The emergence of blogging and vlogging was met with harsh responses in the early years. Some argued that such mediums of communication would interupt the current status of professional engagement through journalism and proper reporting.

A request for the abolishtion of this medium of communication was called for by professional organizations and some community leaders as it was considered by many as pure slander, poor reporting of facts and an intrusion on the values of establish media.

Today, blogging and vloging has become not only a center piece of pure journalism but has become the professional standard as a merger between old school and new school media organizations and companies.

On this page you will find vlog conversations on my thoughts on the customer service topic, personal developmental experience and musch more.

I made my breakfast plates or bakes n’saltfish and each day I came home with empty trays. What I didn’t realize at the time was that I was not only selling flying fish or selling breakfast but rather I was an entrepreneur and better yet I was filling a need. It really wasn’t just about the money but It allowed me to be creative in preparing breakfast which gave me a sense fulfillment. It wasn’t just about pancakes  or waffles, bacon and eggs or a ham cutter in good ‘ole’ fashion salt bread but every time someone came back with a smile on their face and or licking their lips looking quite contented and saying “that was reaaally good!” it hit me,  I had the ability to make people happy. They were willing to throw their diet through the window just for that ‘feels good moment’.

Even though I was ‘just making breakfast’ each day, I asked myself what would make my customers happy and keep them happy. I would make sure I was early getting breakfast to the office, wherever possible I made everything from scratch and spent time developing and perfecting my recipes. I would ask for feedback whenever I made an improvement or a change, and when I got it I listened intently and noted every comment. I would make a mental note of every customer’s likes and dislikes, whether they liked extra onions or no onions at all. I was and still am, providing not just a product but a service. My ultimate goal is to make my customers happy.


Blog Post -July 2016

Entrepreneurship starts as an idea . . . customer service maintains the idea

I never really thought of myself as an entrepreneur. Doing little odds and ends here and there to make extra money was all I saw it as. I would buy flying fish (if you are a Barbadian you know what those are) wholesale directly from the fishing boats and then I would get them processed by a little old lady  I had employed, who made her living by processing fish for  hawkers ( again you really have to be Barbadian). Hawkers in Bajan vernacular refer to persons who ply their trade on the streets or in the markets selling fresh produce from their wooden trays or stalls. In this case they buy the fish fresh off the fishing boats, process and package them for resale to the general public.

Mrs. Wilson was my middle-man, she already had a relationship with the fishermen and she knew who had the freshest fish at the best prices.
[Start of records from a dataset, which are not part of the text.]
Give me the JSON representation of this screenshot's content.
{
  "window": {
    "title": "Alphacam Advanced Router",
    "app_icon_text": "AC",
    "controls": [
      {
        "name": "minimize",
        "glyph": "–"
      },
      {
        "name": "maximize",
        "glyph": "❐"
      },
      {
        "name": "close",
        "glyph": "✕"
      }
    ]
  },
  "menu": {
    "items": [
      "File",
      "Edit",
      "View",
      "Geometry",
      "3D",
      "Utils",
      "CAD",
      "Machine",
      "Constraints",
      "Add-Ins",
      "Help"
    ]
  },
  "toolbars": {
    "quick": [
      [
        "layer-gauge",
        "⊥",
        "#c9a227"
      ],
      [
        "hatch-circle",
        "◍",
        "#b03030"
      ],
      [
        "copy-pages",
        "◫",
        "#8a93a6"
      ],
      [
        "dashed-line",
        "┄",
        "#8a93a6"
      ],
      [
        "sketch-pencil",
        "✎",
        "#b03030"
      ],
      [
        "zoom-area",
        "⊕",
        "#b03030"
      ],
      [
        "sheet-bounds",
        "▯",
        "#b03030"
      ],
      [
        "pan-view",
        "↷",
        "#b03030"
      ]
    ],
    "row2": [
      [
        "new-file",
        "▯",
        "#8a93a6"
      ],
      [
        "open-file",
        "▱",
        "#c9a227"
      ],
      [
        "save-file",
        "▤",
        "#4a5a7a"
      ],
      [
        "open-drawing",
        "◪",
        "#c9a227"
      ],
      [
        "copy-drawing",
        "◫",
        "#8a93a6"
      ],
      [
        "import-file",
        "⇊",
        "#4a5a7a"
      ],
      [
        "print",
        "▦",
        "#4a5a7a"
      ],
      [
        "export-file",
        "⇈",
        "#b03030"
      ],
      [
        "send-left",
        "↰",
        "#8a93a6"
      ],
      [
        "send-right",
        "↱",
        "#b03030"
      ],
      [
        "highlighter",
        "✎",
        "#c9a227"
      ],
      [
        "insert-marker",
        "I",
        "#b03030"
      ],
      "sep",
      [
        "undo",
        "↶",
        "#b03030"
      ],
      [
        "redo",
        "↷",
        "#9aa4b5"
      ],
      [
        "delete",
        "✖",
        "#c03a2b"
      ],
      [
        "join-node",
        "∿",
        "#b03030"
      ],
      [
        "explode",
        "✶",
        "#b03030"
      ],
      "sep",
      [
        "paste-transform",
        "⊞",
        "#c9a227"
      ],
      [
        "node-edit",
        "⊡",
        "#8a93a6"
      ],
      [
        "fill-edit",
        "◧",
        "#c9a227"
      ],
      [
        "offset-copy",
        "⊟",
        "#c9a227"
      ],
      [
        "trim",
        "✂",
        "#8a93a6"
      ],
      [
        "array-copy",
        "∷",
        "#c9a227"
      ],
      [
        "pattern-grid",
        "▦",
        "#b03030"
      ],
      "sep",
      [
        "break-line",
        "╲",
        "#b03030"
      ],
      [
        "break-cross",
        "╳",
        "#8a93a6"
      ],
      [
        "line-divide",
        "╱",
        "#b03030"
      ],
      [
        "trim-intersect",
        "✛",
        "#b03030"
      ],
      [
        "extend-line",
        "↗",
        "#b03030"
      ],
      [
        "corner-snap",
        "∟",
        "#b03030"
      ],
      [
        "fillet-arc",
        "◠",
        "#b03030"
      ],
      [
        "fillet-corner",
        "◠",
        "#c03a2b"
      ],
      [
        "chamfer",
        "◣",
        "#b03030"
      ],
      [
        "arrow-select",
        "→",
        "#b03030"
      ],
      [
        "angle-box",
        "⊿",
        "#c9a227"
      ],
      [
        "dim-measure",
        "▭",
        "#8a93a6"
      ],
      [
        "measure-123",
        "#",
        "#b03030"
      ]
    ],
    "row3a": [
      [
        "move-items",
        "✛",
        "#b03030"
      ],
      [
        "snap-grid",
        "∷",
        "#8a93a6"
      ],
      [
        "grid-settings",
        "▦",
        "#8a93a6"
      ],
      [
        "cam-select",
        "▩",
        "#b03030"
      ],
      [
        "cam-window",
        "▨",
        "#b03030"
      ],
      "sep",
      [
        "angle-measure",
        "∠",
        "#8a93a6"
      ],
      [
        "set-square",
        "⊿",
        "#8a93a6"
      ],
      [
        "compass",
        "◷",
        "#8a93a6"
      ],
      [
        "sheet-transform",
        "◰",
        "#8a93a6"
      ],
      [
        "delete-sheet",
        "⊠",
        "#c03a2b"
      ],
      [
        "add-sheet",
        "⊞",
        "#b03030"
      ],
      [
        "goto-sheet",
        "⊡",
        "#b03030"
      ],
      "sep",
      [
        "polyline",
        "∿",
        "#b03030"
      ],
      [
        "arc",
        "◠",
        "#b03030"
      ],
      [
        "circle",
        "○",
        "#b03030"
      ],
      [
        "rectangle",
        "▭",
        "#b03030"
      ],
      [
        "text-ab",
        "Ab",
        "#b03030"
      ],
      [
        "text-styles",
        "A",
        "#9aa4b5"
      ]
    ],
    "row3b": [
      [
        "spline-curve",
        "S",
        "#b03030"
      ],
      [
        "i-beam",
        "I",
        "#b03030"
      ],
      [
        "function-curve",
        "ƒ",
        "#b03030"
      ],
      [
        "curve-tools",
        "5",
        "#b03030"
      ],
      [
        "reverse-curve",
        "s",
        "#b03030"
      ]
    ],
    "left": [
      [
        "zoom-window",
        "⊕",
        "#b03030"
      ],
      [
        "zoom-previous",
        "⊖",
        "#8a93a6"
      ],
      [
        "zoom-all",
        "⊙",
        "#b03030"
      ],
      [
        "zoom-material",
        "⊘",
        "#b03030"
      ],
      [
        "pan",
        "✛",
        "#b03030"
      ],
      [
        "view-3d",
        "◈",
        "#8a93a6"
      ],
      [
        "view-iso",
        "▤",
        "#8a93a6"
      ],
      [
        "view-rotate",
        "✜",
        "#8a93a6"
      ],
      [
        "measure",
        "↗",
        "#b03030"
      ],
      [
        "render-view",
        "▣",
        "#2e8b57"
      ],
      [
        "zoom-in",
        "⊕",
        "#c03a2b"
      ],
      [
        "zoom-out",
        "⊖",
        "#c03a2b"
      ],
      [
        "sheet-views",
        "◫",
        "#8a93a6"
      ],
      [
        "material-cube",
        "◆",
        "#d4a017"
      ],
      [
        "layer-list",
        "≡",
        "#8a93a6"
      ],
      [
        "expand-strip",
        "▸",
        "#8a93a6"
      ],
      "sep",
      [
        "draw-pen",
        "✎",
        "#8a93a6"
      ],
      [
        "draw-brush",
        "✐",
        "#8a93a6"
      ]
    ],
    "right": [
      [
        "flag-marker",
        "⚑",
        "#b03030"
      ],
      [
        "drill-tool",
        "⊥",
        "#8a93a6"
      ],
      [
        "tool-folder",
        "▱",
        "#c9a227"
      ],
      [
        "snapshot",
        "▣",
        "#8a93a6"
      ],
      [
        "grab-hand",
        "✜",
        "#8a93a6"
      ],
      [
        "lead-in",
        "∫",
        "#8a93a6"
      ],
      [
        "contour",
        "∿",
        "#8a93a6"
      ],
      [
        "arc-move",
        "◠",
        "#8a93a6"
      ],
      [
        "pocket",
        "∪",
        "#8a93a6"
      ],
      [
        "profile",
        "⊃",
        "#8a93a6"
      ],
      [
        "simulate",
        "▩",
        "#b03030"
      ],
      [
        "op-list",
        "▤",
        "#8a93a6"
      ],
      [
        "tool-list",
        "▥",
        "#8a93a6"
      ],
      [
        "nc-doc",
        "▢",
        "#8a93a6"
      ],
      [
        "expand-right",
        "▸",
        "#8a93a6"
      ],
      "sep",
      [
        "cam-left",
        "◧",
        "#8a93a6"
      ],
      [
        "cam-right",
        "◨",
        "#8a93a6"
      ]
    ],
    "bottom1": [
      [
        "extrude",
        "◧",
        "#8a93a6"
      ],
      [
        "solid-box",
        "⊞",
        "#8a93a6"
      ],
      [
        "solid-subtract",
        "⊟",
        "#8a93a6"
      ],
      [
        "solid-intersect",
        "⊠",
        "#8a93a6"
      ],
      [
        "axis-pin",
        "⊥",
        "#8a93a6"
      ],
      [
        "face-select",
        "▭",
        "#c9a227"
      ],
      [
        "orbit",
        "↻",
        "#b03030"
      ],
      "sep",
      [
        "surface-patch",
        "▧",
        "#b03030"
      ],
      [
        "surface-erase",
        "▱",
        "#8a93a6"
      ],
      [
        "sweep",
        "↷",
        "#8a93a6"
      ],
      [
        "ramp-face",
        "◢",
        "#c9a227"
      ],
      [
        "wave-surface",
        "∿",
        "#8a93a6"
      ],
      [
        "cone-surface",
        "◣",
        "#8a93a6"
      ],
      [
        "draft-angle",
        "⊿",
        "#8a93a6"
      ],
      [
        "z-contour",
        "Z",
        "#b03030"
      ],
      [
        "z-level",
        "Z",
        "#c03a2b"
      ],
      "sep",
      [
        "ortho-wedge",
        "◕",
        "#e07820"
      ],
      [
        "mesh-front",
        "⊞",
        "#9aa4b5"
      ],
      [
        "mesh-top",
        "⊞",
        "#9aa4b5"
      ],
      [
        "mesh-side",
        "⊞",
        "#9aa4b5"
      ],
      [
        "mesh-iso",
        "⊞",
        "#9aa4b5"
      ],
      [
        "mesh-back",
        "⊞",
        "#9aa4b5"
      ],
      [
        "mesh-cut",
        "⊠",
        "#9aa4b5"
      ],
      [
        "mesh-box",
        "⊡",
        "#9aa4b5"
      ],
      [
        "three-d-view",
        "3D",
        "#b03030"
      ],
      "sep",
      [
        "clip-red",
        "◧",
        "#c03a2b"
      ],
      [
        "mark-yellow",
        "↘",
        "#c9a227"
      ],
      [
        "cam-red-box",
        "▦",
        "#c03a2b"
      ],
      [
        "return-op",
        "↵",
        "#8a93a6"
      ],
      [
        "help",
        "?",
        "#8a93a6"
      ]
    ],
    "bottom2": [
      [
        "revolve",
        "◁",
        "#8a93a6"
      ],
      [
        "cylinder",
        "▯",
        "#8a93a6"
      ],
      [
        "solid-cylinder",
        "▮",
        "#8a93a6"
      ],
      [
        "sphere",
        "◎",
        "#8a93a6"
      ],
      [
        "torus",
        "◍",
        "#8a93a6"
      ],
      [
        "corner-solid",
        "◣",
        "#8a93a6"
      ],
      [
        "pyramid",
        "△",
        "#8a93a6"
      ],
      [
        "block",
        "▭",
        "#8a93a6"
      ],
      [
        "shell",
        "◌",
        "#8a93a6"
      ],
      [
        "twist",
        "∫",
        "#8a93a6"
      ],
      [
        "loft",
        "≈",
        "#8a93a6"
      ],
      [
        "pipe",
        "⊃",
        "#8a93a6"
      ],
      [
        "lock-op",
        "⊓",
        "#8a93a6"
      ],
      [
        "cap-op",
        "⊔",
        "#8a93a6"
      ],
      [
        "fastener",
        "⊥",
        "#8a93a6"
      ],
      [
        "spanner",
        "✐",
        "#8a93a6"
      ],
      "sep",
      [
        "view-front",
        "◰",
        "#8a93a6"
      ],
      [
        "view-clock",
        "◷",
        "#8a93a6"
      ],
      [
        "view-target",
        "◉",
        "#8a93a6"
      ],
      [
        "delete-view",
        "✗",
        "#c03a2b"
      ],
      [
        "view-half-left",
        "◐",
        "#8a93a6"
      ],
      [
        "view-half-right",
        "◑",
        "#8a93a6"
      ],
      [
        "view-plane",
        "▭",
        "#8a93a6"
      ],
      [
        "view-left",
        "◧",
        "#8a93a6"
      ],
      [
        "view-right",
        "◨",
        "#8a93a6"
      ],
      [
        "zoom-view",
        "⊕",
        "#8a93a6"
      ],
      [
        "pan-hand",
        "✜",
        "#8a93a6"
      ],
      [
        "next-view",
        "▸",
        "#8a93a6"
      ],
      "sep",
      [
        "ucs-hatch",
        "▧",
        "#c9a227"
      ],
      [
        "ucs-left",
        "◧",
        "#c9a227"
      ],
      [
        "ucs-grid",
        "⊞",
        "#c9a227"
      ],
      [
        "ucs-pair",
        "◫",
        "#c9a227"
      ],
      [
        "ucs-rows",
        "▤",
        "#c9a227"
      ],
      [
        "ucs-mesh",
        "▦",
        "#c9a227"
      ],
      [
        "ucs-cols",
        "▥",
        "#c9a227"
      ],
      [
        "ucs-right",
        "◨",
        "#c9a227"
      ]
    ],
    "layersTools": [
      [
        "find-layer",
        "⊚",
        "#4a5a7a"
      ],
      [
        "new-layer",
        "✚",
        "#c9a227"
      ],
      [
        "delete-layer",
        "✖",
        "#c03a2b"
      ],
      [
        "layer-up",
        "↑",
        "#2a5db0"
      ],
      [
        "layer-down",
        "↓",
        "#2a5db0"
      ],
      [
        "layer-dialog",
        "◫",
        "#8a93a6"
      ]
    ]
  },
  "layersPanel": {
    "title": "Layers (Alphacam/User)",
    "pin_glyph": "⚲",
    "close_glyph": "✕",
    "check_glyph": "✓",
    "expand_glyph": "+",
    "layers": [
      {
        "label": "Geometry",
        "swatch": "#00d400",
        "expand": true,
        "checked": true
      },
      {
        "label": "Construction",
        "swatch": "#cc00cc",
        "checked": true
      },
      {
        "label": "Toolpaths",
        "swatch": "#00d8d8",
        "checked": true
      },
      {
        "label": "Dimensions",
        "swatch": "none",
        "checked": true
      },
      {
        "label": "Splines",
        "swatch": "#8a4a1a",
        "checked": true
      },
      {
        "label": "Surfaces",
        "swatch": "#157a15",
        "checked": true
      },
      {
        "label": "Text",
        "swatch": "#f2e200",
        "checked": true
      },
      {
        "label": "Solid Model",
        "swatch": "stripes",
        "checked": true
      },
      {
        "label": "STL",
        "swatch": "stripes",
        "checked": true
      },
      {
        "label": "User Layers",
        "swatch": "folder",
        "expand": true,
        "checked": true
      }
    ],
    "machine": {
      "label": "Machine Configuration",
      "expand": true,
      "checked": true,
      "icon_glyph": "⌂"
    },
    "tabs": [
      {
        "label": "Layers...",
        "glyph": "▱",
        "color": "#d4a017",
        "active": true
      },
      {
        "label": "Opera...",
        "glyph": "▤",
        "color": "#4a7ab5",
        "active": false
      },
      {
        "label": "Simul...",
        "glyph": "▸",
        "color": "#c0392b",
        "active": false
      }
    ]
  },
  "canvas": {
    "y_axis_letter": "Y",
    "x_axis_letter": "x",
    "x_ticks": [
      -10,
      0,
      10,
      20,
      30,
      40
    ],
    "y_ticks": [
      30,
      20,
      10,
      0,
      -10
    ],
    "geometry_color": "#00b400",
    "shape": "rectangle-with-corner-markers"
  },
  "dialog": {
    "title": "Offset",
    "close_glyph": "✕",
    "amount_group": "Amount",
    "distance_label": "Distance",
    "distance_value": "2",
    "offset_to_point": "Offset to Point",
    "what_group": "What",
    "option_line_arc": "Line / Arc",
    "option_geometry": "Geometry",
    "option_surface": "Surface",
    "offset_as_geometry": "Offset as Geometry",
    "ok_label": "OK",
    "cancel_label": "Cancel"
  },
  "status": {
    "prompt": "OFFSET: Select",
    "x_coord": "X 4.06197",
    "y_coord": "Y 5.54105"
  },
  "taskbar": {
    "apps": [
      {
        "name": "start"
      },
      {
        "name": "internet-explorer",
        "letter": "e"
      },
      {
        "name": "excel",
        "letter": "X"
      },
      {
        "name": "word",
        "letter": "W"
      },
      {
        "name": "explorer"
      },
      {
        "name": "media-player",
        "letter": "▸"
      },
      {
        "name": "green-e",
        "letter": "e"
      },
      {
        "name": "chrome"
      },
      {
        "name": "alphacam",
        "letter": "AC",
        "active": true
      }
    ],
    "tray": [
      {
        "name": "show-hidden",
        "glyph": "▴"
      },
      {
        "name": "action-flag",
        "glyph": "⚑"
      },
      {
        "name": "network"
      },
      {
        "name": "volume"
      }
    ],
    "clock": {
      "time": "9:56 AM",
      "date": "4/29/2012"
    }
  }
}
She would supply me with fish ready for sale and I would just collect the finished product to sell to my customers.  I made money and so did she.  When the flying fish season was over again I started to think of other ways to supplement my income. I was always pretty good in the kitchen (it was in my genes) and I thought why not use that gift, again thinking just to make some extra cash. Many of my work colleagues would flood the breakfast vans on mornings like ravenous wolves because many of them didn’t have the time to make breakfast at home. Here was a void that I could fill and therefore my breakfast business was born.